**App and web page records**
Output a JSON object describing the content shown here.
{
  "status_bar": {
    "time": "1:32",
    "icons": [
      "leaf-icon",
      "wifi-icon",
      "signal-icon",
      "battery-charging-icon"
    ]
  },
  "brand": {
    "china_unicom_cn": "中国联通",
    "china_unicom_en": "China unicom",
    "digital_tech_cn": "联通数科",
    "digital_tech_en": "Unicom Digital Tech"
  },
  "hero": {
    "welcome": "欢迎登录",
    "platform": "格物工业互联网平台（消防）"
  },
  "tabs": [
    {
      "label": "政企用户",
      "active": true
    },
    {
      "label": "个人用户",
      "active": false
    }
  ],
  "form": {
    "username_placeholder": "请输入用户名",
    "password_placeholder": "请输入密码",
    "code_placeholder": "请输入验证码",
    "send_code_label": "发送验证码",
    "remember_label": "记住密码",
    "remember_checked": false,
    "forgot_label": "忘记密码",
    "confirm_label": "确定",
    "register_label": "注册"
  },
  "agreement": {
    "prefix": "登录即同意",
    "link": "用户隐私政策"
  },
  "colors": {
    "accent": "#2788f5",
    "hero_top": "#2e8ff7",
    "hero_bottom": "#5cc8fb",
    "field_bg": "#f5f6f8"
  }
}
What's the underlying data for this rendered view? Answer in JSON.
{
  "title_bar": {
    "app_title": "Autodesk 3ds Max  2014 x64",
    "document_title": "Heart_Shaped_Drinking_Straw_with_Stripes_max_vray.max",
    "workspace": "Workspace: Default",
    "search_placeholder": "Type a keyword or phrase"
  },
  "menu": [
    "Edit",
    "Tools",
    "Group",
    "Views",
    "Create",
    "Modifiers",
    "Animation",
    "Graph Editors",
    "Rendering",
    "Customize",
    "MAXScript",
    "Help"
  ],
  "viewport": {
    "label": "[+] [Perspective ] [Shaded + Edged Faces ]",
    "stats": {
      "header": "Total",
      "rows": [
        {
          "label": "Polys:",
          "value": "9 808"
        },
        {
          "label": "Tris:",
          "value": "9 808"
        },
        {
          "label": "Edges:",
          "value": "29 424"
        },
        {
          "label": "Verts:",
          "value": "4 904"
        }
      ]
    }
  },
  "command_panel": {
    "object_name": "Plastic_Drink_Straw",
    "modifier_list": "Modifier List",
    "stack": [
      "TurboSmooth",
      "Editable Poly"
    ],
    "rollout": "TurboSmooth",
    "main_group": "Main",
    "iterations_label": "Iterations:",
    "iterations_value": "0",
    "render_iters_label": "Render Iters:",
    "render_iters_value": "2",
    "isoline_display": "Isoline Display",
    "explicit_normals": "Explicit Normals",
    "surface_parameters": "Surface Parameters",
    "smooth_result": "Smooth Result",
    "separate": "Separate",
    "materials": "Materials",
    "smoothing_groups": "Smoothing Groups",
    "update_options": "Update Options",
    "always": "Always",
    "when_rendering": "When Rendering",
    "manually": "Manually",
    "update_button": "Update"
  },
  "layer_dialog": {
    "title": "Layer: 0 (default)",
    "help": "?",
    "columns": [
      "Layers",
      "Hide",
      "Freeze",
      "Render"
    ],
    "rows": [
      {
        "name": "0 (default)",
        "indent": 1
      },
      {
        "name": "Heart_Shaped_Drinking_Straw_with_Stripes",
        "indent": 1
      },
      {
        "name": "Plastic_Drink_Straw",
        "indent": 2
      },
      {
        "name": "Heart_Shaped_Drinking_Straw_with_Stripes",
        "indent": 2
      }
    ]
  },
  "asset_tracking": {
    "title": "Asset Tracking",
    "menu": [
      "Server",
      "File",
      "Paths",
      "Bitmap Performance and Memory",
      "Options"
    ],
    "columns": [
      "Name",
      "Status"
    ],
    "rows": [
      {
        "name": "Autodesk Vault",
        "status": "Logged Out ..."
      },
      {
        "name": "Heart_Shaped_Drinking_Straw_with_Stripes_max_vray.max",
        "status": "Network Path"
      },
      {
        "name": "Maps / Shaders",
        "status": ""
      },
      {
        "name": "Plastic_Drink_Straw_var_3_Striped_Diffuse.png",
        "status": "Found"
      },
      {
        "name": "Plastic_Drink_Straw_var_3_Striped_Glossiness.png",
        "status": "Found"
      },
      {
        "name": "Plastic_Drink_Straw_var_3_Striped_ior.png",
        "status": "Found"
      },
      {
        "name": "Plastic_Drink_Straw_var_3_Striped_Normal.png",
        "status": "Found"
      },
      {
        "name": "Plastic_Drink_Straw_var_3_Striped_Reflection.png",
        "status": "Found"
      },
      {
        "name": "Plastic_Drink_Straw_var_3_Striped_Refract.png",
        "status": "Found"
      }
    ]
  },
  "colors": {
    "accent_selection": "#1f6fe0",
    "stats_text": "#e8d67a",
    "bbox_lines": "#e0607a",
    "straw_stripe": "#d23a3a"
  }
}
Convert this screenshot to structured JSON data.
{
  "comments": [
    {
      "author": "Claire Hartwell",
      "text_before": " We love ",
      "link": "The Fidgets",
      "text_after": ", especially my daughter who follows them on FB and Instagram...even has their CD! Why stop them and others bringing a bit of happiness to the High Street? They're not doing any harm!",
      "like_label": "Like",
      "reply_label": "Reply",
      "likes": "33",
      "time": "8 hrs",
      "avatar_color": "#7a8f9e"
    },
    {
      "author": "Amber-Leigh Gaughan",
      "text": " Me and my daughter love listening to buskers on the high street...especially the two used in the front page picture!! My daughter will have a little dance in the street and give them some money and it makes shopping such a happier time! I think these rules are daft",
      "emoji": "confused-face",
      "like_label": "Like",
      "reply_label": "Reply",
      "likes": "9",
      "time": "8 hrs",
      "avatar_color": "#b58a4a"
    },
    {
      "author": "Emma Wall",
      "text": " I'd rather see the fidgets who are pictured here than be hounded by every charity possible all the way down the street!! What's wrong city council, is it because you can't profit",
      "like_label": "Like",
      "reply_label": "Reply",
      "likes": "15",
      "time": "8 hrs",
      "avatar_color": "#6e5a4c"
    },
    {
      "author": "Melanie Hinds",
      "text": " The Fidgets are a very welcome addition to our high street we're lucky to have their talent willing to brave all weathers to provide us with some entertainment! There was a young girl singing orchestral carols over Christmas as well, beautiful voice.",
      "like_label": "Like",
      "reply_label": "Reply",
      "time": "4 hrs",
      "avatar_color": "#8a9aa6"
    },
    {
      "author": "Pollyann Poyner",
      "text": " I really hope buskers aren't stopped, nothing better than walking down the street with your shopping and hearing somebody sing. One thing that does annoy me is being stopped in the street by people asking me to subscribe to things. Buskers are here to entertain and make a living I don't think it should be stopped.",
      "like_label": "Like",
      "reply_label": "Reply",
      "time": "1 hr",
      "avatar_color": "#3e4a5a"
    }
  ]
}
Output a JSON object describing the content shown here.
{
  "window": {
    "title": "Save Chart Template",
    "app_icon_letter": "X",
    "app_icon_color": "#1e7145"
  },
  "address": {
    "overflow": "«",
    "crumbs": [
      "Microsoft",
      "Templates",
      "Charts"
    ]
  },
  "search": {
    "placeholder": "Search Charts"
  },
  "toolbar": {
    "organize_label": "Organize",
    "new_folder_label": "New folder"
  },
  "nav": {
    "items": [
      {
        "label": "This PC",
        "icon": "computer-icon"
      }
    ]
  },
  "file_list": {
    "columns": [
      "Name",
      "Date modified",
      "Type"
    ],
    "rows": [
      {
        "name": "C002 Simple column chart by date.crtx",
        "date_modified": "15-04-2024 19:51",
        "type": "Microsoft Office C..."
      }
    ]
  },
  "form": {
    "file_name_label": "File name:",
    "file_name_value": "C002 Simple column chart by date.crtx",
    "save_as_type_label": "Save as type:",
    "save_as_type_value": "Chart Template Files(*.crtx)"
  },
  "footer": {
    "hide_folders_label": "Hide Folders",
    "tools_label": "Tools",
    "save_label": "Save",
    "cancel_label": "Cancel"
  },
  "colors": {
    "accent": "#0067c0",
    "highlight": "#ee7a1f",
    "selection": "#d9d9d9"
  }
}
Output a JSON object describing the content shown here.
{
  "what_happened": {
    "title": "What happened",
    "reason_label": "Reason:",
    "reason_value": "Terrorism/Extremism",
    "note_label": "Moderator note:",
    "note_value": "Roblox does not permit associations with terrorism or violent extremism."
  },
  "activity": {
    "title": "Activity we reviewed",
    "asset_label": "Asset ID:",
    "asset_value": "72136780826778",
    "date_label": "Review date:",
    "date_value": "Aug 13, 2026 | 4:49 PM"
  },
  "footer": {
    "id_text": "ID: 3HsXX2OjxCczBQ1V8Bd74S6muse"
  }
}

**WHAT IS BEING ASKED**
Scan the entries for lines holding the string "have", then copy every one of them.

**RESULT OF THE TASK**
      "text": " Me and my daughter love listening to buskers on the high street...especially the two used in the front page picture!! My daughter will have a little dance in the street and give them some money and it makes shopping such a happier time! I think these rules are daft",
      "text": " The Fidgets are a very welcome addition to our high street we're lucky to have their talent willing to brave all weathers to provide us with some entertainment! There was a young girl singing orchestral carols over Christmas as well, beautiful voice.",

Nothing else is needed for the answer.